Seven Pounds suffers from the fact that I am a genius. Yes, it's true. If I were a blithering idiot, Seven Pounds would have been a much better film, at least it would have been from my perspective. A few days ago, I bragged that I suspected how this movie was going to end and joked that I would not reveal my suspicions so I could lie in case I was wrong. Realizing the hit given to my credibility by that statement, I will say now that my suspicions were correct and that my general ideas of the movie's plot and how it would end turned out to be true. All the clues are in the title and the trailer. The movie's first 30 minutes filled in all the details so that I was put in the position of knowing the insane plan that Will Smith's character had undertaken and hoping that someone would be able to put a stop to it.
Will Smith plays Ben Thomas, an IRS agent whose actions aren't supposed to make sense until the end of the movie. Why was he so cruel to a blind customer service rep (played by Woody Harrelson)? Why is he moving out of his beautiful beach house and into a fleabag motel? Who's the boy named Tim? And who are the people whose names he invokes when his dedication to his plan begins to waiver? I will only say that they play a part in what I described as his insane plan and my, oh, my what and insane plan it is. The reason his plan is so insane is because events and the guilt and depression he has incurred because of them have driven Ben Thomas insane. I'm surprised by how many film critics and regular moviegoers have missed this. Oh, he's not violent. He doesn't hear voices that tell him to kill or to masturbate on his feces but do not be fooled by Ben's rational demeanor and calming smile. Ben Thomas is a man who did something for which he cannot forgive himself and has broken under that burden and now feels that the only way to redeem himself is to do something horrible.
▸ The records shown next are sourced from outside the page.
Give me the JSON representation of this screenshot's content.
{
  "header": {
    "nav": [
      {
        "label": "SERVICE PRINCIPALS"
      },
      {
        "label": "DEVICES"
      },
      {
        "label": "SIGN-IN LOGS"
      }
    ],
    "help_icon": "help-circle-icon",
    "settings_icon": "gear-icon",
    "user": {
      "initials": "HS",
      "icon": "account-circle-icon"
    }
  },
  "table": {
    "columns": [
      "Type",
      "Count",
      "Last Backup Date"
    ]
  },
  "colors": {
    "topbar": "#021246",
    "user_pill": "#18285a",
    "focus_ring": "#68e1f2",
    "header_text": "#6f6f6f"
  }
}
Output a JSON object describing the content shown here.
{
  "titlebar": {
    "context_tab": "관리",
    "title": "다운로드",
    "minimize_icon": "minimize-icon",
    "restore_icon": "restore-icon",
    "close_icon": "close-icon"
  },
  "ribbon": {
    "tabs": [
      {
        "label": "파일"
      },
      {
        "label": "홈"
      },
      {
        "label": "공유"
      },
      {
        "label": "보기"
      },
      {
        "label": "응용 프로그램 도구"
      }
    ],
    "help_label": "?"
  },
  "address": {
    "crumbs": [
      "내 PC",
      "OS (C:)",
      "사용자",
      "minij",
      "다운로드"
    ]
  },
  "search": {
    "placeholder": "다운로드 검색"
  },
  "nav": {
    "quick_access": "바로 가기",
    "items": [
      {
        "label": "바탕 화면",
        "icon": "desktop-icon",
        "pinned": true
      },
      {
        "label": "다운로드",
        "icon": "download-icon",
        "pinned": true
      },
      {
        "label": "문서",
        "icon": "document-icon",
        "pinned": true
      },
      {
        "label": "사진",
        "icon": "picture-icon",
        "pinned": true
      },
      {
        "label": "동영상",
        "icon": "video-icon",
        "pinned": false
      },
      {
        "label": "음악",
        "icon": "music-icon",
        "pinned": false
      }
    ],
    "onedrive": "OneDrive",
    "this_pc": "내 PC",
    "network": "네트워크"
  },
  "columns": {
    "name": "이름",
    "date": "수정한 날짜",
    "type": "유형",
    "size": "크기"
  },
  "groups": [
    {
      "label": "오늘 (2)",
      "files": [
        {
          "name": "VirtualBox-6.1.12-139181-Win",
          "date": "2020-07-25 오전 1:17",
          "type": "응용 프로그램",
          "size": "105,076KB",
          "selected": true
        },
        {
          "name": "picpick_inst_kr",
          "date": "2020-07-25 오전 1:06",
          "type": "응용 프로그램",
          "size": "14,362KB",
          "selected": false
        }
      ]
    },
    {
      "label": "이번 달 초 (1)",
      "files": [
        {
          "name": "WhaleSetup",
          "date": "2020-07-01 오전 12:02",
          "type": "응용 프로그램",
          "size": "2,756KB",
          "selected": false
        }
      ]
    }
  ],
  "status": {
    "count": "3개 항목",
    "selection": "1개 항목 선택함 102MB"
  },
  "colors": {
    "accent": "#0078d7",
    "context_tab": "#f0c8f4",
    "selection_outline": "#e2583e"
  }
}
Ben Thomas must have amazing powers of persuasion since he's managed to convince Dan (Barry Pepper), a lawyer who is also a life-long friend, to assist him. I don't know how a good friend could be talked into doing what Dan agrees to do. If Ben had come to me with his crazy ideas, I'd have gone to his family and made damn sure he was locked up. Ben's brother, whom we see from time to time, knew something was going on but didn't realize how truly serious it was until it was almost too late. The only hope for pulling Ben back from the brink is a woman named Emily Posa.
Played by Rosario Dawson, Emily Posa is a woman who is slowly dying of a congenital heart defect. She also plays a role in Ben's plan. He didn't intend to get to know her in any serious way and she didn't intend to become dependent on his company and his kindness, but both of those things happened and they begin to fall in love. It really wasn't fair for Ben since it would be very difficult even under the best of circumstances to avoid falling in love with Rosario Dawson and it's impossible here where she's alone, vulnerable and in need of someone to help alleviate the fear of her impending death. It's a testament to Will Smith's acting ability that he never has to say out loud that his love for Emily is making him doubt his choices. Whether it will be enough to pull him back from the brink is another matter.
The payoff most moviegoers will receive from Seven Pounds comes when all questions are answered and you receive what M. Night Shyamalan has called a Paradigm Shift where you suddenly realize the significance of what you have been watching and see the logic behind what, up till then, had appeared to be nonsense. Since I figured it out early, my payoff had to come mainly from Will Smith's performance. He's the kind of actor who makes you root for Ben, who infuses him with the certainty that his actions are correct and are the only way for him to make up for his sins. They aren't, of course. As I've said here and to some fellow audience members, Ben's actions were the actions of a man who struggled so hard against his guilt and his grief that he was driven mad as a result.
So, did I like it? Yes, I liked it as a character study of a good man who makes the wrong choices because of his warped view of the world. Most others will like it because of the mysteries involved. They will say, "Oh, of course," at the end and wonder how they missed all the clues.
I wonder if, these days anyway, there's another actor who could have made enough people come out in cold and snowy weather and get them to watch a movie that deals with depressing subject matter during the holiday season. The very idea is madness, which probably made them identify with the character even more.
*Using today's exchange rate, this is the current value in American money of seven pounds.